[Start of section]
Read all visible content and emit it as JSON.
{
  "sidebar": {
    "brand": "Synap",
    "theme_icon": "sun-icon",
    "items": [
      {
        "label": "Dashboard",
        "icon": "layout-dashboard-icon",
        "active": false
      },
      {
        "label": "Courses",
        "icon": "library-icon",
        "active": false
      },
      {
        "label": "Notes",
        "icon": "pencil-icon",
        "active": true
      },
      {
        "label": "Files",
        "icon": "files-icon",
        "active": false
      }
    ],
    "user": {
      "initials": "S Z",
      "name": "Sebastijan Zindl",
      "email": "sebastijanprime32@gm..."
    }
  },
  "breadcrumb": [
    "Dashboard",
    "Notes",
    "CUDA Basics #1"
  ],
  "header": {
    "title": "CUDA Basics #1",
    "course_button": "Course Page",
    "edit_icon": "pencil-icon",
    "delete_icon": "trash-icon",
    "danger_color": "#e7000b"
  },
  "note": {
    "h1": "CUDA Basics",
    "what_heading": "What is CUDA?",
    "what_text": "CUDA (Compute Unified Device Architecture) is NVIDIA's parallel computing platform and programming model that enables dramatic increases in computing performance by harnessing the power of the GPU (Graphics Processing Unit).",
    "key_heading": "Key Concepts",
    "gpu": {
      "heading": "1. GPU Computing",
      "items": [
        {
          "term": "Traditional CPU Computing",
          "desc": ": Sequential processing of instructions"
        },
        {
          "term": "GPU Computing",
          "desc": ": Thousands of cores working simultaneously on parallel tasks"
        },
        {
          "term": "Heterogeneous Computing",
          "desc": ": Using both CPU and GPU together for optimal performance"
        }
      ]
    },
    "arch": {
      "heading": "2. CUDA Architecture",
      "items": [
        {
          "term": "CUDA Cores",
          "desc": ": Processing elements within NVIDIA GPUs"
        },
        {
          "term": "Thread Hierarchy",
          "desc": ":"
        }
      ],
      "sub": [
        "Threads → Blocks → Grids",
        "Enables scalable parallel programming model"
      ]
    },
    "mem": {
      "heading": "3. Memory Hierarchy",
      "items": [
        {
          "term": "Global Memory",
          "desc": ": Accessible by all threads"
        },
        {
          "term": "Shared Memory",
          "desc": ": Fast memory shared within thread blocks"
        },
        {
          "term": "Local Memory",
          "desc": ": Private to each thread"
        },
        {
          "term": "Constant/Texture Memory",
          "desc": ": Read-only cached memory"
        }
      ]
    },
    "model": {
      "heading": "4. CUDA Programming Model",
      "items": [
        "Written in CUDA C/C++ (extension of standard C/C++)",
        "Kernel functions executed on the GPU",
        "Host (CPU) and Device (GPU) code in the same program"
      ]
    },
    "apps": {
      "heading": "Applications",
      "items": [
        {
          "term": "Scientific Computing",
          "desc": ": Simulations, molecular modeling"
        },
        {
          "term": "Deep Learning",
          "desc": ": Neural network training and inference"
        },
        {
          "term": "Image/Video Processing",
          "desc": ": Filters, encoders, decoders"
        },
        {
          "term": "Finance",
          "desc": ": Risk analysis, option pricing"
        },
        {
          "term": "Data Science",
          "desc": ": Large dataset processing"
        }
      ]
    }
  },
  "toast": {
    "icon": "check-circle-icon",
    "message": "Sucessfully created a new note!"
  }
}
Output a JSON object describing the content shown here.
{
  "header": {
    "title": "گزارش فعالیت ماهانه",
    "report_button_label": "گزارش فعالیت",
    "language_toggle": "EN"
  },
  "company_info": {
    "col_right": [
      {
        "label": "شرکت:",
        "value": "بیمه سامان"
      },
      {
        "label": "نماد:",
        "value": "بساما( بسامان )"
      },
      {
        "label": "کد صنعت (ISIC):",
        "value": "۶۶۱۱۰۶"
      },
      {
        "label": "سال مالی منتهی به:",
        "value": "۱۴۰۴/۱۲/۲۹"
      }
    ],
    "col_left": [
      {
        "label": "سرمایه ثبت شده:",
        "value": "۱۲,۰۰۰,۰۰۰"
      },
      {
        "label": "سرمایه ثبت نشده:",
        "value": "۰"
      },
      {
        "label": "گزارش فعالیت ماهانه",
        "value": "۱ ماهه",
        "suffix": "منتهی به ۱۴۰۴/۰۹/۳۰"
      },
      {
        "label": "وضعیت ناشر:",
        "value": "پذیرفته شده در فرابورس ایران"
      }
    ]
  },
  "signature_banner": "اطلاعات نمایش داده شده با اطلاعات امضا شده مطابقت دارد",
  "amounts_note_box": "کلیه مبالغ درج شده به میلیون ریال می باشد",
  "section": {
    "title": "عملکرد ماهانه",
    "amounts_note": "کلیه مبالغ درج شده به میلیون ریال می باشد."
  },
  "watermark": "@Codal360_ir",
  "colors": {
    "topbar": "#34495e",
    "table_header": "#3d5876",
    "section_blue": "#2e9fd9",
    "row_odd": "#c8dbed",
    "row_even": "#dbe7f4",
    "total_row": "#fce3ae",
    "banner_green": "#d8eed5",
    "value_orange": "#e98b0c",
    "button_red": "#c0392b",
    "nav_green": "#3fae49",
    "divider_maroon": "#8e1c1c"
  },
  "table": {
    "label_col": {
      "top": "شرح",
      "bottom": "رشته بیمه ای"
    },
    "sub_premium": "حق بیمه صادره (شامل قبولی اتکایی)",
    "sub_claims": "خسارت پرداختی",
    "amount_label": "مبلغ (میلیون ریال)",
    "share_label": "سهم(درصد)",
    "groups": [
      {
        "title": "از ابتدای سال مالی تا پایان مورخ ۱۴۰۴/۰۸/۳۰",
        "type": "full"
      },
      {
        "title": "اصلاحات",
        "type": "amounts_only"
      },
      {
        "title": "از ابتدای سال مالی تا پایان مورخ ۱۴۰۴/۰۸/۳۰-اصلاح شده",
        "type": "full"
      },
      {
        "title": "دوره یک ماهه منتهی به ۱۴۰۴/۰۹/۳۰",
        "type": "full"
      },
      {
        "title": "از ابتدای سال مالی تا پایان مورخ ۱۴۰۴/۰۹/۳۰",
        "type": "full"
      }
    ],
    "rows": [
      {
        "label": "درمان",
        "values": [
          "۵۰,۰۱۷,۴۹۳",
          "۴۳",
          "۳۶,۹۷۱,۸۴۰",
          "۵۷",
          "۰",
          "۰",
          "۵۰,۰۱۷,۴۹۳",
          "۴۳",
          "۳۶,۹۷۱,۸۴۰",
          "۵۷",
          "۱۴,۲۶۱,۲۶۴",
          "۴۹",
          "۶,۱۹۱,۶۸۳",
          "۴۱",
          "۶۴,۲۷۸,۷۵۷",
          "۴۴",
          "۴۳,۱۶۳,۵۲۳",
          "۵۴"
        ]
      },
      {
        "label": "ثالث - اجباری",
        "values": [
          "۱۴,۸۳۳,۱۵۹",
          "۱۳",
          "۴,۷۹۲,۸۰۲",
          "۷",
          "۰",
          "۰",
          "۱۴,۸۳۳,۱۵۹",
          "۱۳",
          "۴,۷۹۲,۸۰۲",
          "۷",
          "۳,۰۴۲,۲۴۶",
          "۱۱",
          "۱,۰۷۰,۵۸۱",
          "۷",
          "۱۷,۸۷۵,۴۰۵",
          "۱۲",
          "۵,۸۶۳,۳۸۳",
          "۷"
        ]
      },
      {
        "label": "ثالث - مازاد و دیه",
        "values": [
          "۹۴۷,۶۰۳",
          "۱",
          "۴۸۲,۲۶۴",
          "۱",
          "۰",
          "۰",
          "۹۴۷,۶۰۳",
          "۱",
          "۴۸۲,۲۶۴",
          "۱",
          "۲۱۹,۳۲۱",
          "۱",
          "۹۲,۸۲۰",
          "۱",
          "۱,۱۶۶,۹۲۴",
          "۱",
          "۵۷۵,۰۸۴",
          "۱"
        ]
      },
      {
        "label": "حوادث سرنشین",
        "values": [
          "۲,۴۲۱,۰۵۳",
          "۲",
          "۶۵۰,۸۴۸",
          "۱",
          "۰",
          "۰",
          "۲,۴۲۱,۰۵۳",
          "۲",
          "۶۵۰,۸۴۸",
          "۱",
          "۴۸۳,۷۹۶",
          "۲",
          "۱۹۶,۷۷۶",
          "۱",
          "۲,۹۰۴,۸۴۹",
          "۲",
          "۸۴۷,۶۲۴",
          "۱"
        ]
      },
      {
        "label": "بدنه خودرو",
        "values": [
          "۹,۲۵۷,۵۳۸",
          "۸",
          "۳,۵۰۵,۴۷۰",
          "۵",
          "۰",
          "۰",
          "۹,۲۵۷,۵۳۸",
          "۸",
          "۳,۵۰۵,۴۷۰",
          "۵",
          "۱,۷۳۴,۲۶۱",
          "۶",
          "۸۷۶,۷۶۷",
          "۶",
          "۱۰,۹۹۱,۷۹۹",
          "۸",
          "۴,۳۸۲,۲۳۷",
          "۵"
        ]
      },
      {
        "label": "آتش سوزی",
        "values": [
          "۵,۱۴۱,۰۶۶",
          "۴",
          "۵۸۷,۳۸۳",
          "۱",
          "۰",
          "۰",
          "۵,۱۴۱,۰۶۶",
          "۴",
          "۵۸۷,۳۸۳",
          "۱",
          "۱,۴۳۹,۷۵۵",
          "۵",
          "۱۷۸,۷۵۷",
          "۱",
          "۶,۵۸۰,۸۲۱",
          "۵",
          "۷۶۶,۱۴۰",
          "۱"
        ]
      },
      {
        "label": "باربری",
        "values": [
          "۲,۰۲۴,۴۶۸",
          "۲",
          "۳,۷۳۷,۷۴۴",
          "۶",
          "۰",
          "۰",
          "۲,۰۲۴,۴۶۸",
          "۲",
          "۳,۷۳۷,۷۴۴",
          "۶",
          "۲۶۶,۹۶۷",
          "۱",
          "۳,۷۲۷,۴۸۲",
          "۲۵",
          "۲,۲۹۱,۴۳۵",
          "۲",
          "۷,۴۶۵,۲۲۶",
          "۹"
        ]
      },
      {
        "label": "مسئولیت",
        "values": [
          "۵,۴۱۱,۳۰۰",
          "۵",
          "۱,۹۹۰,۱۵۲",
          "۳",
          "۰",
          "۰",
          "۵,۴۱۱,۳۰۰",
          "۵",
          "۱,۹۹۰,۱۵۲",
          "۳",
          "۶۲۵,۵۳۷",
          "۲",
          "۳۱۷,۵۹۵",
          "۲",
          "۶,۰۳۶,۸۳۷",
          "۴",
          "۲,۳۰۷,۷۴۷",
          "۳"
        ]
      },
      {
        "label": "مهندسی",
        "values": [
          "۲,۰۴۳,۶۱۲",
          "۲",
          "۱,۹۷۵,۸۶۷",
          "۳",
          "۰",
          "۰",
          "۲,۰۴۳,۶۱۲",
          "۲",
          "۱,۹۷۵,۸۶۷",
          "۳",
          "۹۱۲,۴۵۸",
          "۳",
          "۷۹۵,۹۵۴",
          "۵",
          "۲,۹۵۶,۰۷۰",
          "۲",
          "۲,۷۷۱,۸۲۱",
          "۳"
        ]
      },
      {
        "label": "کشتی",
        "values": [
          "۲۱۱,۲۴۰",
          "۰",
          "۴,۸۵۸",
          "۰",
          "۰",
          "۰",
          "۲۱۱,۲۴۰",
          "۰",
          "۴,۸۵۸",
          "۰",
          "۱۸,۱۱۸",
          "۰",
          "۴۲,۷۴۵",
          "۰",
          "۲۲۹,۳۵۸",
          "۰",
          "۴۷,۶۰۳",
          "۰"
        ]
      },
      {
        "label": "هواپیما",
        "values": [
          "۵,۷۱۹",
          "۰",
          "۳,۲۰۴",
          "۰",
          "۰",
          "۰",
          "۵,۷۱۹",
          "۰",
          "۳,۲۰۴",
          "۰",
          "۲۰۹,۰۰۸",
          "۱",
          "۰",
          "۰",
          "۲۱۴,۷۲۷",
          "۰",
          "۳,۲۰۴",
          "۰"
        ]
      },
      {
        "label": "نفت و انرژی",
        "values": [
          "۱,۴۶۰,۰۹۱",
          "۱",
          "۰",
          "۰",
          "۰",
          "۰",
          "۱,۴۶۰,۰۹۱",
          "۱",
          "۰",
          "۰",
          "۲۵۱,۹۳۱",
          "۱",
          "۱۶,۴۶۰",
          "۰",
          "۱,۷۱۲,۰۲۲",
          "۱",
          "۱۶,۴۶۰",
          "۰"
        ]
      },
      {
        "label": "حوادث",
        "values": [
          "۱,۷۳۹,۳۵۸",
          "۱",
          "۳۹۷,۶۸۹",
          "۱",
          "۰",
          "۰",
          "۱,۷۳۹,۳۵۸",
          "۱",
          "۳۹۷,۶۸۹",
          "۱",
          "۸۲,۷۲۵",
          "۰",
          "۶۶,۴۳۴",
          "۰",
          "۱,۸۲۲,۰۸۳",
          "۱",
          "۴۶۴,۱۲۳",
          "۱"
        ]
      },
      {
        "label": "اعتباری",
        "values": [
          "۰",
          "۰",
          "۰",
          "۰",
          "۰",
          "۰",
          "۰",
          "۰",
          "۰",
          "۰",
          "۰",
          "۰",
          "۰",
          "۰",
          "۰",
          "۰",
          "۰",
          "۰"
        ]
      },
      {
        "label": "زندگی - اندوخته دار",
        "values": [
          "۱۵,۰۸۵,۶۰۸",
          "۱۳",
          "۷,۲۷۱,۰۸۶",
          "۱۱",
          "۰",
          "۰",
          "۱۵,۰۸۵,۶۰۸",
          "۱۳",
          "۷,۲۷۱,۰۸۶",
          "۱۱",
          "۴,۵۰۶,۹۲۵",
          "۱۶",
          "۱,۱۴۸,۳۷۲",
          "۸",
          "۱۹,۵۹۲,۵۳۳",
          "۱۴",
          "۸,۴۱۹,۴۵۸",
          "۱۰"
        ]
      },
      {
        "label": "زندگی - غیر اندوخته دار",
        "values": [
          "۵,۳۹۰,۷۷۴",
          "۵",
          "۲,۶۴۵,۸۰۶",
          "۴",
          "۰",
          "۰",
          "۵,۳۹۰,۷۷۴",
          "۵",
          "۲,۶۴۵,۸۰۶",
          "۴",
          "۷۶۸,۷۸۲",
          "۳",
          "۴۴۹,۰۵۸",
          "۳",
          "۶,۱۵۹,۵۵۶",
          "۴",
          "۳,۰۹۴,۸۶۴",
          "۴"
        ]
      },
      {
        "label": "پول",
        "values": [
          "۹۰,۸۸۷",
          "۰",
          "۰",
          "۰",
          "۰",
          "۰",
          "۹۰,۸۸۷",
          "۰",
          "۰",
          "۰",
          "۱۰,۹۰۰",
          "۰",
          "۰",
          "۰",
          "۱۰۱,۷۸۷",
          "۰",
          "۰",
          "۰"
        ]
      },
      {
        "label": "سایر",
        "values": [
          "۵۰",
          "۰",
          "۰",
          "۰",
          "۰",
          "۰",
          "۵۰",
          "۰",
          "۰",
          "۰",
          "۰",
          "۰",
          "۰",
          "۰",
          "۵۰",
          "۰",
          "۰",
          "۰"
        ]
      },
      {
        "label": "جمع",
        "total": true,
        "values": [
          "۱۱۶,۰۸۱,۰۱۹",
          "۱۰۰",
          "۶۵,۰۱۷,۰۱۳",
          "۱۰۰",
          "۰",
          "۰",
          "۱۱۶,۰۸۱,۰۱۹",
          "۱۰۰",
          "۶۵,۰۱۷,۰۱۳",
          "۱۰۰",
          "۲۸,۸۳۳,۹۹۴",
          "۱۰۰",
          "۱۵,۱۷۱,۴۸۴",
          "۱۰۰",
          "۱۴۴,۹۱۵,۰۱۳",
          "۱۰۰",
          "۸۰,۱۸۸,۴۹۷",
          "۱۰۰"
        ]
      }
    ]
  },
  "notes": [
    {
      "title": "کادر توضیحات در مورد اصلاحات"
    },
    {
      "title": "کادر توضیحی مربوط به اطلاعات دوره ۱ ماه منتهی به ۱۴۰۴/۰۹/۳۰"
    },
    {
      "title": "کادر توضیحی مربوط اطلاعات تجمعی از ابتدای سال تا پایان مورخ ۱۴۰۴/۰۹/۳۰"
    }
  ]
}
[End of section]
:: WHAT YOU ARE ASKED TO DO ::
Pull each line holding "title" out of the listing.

:: EXERCISE ANSWER ::
    "title": "CUDA Basics #1",
    "title": "گزارش فعالیت ماهانه",
    "title": "عملکرد ماهانه",
        "title": "از ابتدای سال مالی تا پایان مورخ ۱۴۰۴/۰۸/۳۰",
        "title": "اصلاحات",
        "title": "از ابتدای سال مالی تا پایان مورخ ۱۴۰۴/۰۸/۳۰-اصلاح شده",
        "title": "دوره یک ماهه منتهی به ۱۴۰۴/۰۹/۳۰",
        "title": "از ابتدای سال مالی تا پایان مورخ ۱۴۰۴/۰۹/۳۰",
      "title": "کادر توضیحات در مورد اصلاحات"
      "title": "کادر توضیحی مربوط به اطلاعات دوره ۱ ماه منتهی به ۱۴۰۴/۰۹/۳۰"
      "title": "کادر توضیحی مربوط اطلاعات تجمعی از ابتدای سال تا پایان مورخ ۱۴۰۴/۰۹/۳۰"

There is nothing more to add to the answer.